    Author

    Stephen J Parkin 2 years ago from Pine Grove, Nova Scotia, Canada

    We learned by trial and error, by the way I was brought up in Harpenden and went to St. Alban's school! I suspect you might just know where they are? We now live in Nova Scotia at a place called Pine Grove just outside of Bridgewater.

  • tobusiness profile image

    Jo Alexis-Hagues 2 years ago from Bedfordshire, U.K

    We had to learn about electric fence the hard way. Not for horses, but for a herd of cattle. We used batteies if I remember correctly, this article would have been very useful back then. I found the information about horses also very informative, as we once rode a lot and helped out at friends stables. may be one day I'll be fencing my very own paddock, then again, maybe not. :) Nicely done.

  • Dressage Husband profile image
    Author

    Stephen J Parkin 3 years ago from Pine Grove, Nova Scotia, Canada

    They have been making them for a while now. It is really useful if a paddock is a long way from the barn.

  • Ann1Az2 profile image

    Ann1Az2 3 years ago from Orange, Texas

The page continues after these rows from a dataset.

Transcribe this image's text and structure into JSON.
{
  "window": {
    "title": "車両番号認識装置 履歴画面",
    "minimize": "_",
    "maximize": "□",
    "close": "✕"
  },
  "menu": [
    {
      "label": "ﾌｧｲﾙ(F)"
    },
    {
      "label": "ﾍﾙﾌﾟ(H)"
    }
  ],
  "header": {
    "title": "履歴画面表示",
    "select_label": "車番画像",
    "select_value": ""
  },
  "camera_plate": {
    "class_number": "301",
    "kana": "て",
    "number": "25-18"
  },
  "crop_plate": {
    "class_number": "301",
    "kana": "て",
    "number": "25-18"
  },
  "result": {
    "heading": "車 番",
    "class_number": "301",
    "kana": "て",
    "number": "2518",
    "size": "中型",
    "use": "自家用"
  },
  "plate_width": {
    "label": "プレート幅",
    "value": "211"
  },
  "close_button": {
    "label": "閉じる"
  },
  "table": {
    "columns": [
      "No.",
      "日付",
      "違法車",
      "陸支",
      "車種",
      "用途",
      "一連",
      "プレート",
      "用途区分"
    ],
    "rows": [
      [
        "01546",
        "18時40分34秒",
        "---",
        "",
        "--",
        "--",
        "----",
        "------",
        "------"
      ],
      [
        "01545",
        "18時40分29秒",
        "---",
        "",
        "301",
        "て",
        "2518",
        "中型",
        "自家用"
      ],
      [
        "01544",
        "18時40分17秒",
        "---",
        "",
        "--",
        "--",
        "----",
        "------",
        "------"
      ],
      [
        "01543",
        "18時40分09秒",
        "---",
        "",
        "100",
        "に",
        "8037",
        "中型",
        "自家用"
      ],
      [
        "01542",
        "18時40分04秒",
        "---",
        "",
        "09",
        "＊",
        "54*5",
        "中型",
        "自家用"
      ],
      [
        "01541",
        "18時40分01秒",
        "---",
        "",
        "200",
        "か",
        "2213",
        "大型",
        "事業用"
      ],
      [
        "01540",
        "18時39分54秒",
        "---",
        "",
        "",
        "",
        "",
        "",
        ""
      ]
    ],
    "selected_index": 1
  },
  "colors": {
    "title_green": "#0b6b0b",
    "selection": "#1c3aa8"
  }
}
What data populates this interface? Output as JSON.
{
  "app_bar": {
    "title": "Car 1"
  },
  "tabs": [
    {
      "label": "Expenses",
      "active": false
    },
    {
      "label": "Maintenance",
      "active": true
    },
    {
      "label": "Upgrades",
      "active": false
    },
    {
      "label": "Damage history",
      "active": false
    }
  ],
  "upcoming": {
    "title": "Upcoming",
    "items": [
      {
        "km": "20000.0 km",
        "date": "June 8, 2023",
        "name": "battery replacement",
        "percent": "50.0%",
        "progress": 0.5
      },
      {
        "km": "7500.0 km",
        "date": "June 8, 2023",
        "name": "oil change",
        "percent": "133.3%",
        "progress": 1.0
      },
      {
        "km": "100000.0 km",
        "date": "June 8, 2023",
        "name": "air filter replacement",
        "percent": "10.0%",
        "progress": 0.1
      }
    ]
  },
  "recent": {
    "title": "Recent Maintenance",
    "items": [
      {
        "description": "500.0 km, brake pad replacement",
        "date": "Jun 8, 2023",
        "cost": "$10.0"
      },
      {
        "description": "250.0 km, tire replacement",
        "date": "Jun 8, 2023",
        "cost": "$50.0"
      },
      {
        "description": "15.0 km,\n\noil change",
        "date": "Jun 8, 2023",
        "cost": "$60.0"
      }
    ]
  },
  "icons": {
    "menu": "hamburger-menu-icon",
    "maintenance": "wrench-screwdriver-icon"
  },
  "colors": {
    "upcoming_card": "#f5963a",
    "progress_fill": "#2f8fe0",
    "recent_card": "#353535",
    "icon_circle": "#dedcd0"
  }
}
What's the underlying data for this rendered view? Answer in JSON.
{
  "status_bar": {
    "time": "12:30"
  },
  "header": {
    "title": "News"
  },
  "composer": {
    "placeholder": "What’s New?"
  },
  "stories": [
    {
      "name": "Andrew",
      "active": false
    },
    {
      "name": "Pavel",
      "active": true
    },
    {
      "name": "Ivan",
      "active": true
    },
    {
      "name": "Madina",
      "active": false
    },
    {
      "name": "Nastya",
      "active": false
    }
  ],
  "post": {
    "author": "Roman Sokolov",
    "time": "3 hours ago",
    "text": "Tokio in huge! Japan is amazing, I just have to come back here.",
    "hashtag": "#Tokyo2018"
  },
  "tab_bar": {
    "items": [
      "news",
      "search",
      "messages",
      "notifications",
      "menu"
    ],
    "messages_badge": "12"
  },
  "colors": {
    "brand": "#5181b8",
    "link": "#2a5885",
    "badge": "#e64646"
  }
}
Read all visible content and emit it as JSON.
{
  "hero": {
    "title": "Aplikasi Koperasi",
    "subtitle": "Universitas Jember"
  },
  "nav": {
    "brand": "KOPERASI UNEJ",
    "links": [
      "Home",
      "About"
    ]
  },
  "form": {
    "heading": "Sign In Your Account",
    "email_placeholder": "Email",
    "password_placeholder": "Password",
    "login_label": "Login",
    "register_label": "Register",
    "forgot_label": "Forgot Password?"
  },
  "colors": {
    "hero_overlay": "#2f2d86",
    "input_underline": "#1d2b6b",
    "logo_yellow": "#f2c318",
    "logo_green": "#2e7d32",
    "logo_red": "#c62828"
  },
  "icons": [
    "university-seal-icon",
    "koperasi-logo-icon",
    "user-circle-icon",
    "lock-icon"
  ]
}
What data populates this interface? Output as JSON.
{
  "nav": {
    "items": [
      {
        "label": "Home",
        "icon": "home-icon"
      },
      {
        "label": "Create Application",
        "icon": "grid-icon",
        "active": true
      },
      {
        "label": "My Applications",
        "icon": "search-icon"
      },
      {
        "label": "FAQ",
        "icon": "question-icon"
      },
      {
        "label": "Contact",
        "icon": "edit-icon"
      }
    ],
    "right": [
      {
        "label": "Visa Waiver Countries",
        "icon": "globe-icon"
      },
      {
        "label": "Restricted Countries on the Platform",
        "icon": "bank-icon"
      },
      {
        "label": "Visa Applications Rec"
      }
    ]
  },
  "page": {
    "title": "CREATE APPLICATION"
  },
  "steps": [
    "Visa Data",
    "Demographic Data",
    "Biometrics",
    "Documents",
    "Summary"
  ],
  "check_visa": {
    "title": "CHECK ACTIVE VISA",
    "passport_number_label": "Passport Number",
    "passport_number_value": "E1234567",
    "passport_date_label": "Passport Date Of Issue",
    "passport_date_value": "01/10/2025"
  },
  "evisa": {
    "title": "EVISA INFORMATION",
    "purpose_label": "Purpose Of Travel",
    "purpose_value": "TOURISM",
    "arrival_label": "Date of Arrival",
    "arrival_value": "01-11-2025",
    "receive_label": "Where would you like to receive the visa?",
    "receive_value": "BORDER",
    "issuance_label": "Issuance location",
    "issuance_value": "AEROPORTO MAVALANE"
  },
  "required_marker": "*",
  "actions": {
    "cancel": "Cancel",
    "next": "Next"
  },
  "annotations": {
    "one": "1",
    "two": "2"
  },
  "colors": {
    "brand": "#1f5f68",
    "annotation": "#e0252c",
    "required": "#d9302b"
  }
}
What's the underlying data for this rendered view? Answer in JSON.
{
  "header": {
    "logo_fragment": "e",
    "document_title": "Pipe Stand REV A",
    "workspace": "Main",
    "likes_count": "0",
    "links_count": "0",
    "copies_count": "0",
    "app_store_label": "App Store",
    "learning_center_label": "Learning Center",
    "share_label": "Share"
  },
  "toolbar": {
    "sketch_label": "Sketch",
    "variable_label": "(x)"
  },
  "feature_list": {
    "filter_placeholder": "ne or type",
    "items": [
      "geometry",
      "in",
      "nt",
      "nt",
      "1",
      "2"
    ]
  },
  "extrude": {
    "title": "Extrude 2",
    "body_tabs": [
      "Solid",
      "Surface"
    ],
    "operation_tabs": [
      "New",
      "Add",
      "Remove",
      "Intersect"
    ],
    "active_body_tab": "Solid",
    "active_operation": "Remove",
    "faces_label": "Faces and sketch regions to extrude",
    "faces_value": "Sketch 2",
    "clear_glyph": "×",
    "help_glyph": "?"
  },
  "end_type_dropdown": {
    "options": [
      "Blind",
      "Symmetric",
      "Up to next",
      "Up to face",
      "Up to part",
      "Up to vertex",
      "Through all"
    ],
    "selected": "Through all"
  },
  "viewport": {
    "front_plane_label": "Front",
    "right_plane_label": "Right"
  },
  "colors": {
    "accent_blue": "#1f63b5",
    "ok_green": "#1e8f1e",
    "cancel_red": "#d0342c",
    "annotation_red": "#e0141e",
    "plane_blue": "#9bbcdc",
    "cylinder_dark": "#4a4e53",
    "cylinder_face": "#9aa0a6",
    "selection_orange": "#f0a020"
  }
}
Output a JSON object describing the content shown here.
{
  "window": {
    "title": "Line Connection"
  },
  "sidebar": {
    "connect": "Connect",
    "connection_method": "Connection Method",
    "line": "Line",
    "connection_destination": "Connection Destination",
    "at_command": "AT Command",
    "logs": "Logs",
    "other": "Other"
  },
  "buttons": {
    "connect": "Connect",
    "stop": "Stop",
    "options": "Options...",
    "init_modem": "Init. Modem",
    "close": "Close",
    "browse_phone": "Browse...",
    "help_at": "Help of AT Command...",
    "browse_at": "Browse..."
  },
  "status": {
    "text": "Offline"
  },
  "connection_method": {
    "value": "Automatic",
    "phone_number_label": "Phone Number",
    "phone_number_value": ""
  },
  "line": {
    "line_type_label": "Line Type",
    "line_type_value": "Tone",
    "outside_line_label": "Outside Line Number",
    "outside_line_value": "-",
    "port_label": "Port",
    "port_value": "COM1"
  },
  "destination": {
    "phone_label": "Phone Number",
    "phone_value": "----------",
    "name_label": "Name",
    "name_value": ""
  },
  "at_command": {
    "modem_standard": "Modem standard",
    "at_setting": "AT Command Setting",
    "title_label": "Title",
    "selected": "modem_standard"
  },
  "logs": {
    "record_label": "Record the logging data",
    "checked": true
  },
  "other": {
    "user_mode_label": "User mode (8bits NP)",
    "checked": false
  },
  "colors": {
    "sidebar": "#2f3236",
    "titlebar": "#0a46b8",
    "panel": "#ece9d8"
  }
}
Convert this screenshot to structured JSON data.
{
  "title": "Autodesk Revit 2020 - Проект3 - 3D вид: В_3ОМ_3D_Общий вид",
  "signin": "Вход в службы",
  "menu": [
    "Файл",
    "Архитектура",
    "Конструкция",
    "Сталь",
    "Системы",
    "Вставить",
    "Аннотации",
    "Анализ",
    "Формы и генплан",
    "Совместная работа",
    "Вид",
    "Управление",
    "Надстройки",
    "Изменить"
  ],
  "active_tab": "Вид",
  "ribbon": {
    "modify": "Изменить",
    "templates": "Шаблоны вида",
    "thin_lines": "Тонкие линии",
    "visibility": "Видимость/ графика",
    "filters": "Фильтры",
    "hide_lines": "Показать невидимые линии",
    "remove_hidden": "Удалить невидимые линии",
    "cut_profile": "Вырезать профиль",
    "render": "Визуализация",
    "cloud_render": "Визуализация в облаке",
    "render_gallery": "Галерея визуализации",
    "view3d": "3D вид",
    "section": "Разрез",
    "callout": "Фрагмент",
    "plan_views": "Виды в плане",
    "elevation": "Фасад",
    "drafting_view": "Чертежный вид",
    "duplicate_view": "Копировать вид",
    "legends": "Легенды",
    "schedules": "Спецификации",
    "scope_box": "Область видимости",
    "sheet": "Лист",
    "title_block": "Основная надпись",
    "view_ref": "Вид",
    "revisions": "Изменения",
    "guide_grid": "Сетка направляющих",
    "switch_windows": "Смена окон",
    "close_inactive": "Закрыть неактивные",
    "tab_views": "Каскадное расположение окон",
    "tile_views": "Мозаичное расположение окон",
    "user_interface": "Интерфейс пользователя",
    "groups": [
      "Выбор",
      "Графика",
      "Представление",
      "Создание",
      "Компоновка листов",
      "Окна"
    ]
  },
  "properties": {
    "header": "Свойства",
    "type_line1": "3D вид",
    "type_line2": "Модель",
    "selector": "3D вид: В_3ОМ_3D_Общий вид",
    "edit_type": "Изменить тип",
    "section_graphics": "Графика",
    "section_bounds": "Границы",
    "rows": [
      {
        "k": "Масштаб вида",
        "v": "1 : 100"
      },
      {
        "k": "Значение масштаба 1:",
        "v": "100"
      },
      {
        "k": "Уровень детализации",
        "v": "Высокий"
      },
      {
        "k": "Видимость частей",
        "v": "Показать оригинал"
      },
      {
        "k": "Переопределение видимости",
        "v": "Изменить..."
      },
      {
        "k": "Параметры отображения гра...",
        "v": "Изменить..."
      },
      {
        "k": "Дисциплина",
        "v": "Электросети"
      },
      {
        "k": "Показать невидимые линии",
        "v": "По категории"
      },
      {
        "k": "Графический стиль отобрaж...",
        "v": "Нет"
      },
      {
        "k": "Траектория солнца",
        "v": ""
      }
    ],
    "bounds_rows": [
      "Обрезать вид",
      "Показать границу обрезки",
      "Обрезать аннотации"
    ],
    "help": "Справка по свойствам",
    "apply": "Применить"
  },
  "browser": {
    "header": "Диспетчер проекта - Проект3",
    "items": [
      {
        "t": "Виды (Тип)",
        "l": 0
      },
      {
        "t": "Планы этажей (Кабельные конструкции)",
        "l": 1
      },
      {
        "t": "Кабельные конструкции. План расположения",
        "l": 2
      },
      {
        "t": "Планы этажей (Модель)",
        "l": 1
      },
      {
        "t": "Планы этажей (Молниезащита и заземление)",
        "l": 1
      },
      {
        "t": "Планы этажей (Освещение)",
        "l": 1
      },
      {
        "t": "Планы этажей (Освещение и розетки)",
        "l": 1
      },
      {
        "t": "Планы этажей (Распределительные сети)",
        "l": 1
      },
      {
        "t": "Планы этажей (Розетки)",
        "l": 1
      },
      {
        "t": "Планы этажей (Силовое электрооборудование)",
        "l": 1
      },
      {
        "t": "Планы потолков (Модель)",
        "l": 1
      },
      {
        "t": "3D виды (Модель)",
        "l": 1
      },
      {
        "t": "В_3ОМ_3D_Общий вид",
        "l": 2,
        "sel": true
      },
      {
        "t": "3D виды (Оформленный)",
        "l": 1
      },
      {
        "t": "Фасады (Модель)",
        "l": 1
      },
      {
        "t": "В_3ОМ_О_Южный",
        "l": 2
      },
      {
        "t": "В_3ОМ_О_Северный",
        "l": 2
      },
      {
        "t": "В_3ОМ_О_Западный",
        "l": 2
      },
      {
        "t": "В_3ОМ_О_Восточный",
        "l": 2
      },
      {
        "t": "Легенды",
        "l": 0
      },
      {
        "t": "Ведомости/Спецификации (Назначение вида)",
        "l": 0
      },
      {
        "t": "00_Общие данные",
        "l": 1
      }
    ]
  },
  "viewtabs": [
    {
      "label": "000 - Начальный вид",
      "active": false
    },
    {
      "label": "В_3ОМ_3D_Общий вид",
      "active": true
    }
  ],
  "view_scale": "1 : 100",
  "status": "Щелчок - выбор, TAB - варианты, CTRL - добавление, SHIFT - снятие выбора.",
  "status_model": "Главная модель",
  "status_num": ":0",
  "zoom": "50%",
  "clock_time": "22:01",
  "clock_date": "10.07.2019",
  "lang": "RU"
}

    I didn't even know they made solar powered electric fences. They didn't back when we had horses. They just keep coming up with new and innovative ways, don't they? Well done and interesting.